The 2002 Cabriolet was another matter. Linking back to that first BMW of my mother’s in 1975, it was pure nostalgia and bought at the absolute height of the classic car market. Still, it only lost R10,000 in value in the five years I owned it, having cost the princely sum of R70,000 in the first place. GTL 614N (Gretel) was one of the last right hand drive Cabriolets in the country and now lives in Scotland, pampered, I hope. She made the most fantastic sound, handled superbly, looked great and was everything you would ever want in a Beemer. Classic looks, peerless engineering and surprisingly reasonable economy for a 100bhp 2 litre engine. Sadly, BMW SA believed it unwise to import from the UK as there were no parts for it here – or it might have been with me here today.

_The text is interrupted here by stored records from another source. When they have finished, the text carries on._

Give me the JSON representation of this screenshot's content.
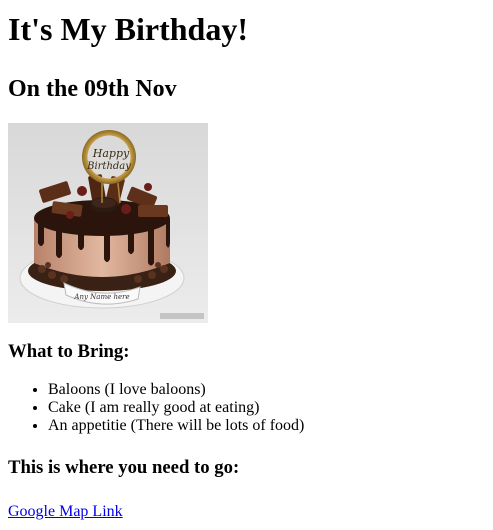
{
  "page": {
    "title": "It's My Birthday!",
    "subtitle": "On the 09th Nov"
  },
  "image": {
    "topper_line1": "Happy",
    "topper_line2": "Birthday",
    "plaque": "Any Name here"
  },
  "bring": {
    "heading": "What to Bring:",
    "items": [
      "Baloons (I love baloons)",
      "Cake (I am really good at eating)",
      "An appetitie (There will be lots of food)"
    ]
  },
  "location": {
    "heading": "This is where you need to go:",
    "link_text": "Google Map Link"
  },
  "colors": {
    "link": "#0000ee"
  }
}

Instead, nudging 50, I’m at the stage of my ongoing mid life crisis where NOT having a soft top sports car feels like not living. This is sunny South Africa, after all, and the roads are still good enough – in the Western Cape at least – to have some top down fun. Cancer be damned. Planet be damned. Guilt be damned. I need to inject some joy into my life – if not every day, at least occasionally. And anyway, BMW’s advertising tells me that BMWs are all about joy. And the pessimists tell me there’s only another year till the world comes to an end. What further excuse do I need?